Trifid cipher is a trigraphic substitution cipher where each letter of the plaintext depends on three letters of the plaintext and up to three letters of the key.
It is also known as the 3 digit number cipher.
It combines substitution with transposition and fractionation.
Trifid cipher uses a table to fractionate each plaintext letter into trigram, mixes the constituents of the trigrams, and then applies the table in reverse to turn these mixed trigrams into ciphertext letters.
Differences between trifid cipher and bifid cipher:
- In trifid each symbol is divided into three while in bifid each symbol is divided into two.
- Bifid cipher uses the polybius square to turn each symbol into coordinates on a 5 by 5 square while trifid turns each symbol into coordinated on a 3 by 3 by 3 cube.
- In trifid cipher, a particular output symbol is dependent on three inputs while bifid is dependent on two inputs.
- Trifid cipher has a greater degree of diffusion compared to bifid cipher.
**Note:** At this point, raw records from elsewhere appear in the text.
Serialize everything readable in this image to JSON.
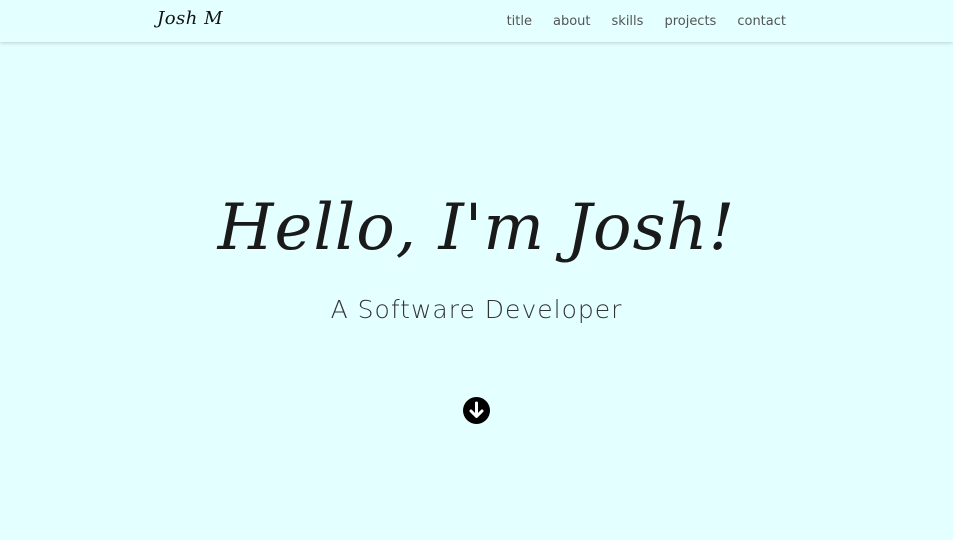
{
  "navbar": {
    "brand": "Josh M",
    "links": [
      "title",
      "about",
      "skills",
      "projects",
      "contact"
    ]
  },
  "hero": {
    "title": "Hello, I'm Josh!",
    "subtitle": "A Software Developer"
  },
  "icons": {
    "scroll_down": "arrow-down-circle-icon"
  },
  "colors": {
    "background": "#e3ffff",
    "text": "#1a1a1a",
    "nav_text": "#555555"
  }
}
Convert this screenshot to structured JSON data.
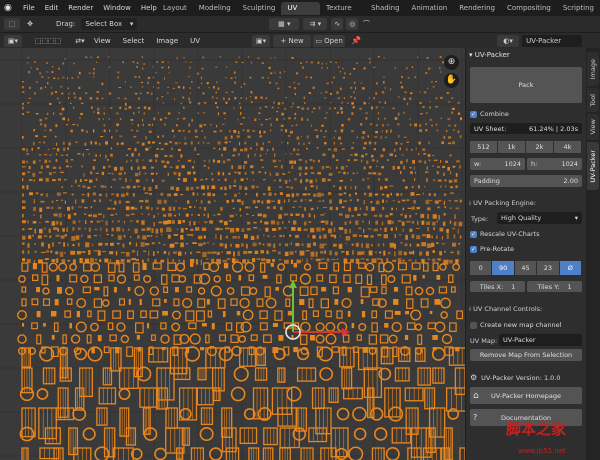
{
  "topbar": {
    "logo": "blender-logo",
    "menus": [
      "File",
      "Edit",
      "Render",
      "Window",
      "Help"
    ],
    "workspaces": [
      "Layout",
      "Modeling",
      "Sculpting",
      "UV Editing",
      "Texture Paint",
      "Shading",
      "Animation",
      "Rendering",
      "Compositing",
      "Scripting"
    ],
    "active_workspace": "UV Editing"
  },
  "toolheader": {
    "drag_label": "Drag:",
    "drag_value": "Select Box"
  },
  "editorheader": {
    "menus": [
      "View",
      "Select",
      "Image",
      "UV"
    ],
    "new_label": "New",
    "open_label": "Open",
    "image_name": "UV-Packer"
  },
  "sidebar": {
    "title": "UV-Packer",
    "pack_label": "Pack",
    "combine_label": "Combine",
    "uv_sheet_label": "UV Sheet:",
    "uv_sheet_value": "61.24% | 2.03s",
    "resolutions": [
      "512",
      "1k",
      "2k",
      "4k"
    ],
    "width_label": "w:",
    "width_value": "1024",
    "height_label": "h:",
    "height_value": "1024",
    "padding_label": "Padding",
    "padding_value": "2.00",
    "engine_label": "UV Packing Engine:",
    "type_label": "Type:",
    "type_value": "High Quality",
    "rescale_label": "Rescale UV-Charts",
    "prerotate_label": "Pre-Rotate",
    "rotations": [
      "0",
      "90",
      "45",
      "23",
      "Ø"
    ],
    "rotation_selected": [
      false,
      true,
      false,
      false,
      true
    ],
    "tiles_x_label": "Tiles X:",
    "tiles_x_value": "1",
    "tiles_y_label": "Tiles Y:",
    "tiles_y_value": "1",
    "channel_label": "UV Channel Controls:",
    "create_map_label": "Create new map channel",
    "uv_map_label": "UV Map:",
    "uv_map_value": "UV-Packer",
    "remove_map_label": "Remove Map From Selection",
    "version_label": "UV-Packer Version: 1.0.0",
    "homepage_label": "UV-Packer Homepage",
    "documentation_label": "Documentation"
  },
  "tabs": [
    "Image",
    "Tool",
    "View",
    "UV-Packer"
  ],
  "active_tab": "UV-Packer",
  "watermark": {
    "text": "脚本之家",
    "url": "www.jb51.net"
  },
  "colors": {
    "accent": "#4f7fc7",
    "island": "#e8861e",
    "background": "#3a3a3a"
  }
}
A brief history of trifid cipher:
It was invented by Felix delastella in 1901.
Are you interested in finding out more about ciphers and codes?
The Codebreakers – The Story of Secret Writing book by David Kahn is what I would start with.
In this guide I will be discussing the following:
- How to solve the trifid cipher.
1) How to solve the trifid cipher
How to encrypt using trifid cipher:
First step is to use the cube to convert the letters into numbers.
Then write the numbers vertically below the message in the order of Layer, column, and Row.
Here is an example:
Then I read off the numbers horizontally and group them into triplets.
211 121 123 312 111 321 231
Finally I use the cube again to convert the numbers back into letters.
Thus, ciphertext: jbhvatl.
How to decrypt trifid cipher:
First you need to convert each letter into its corresponding number using the cube. Then divide the long string of numbers into three equal rows.
- Read: Introduction to Cryptography.
Finally read off each column and use the cube to convert the three numbers into the plaintext letter.
Are you interested in learning how to break codes?
The Elementary Cryptanalysis – A Mathematical Approach book by Abraham Sinkov is what I would recommend.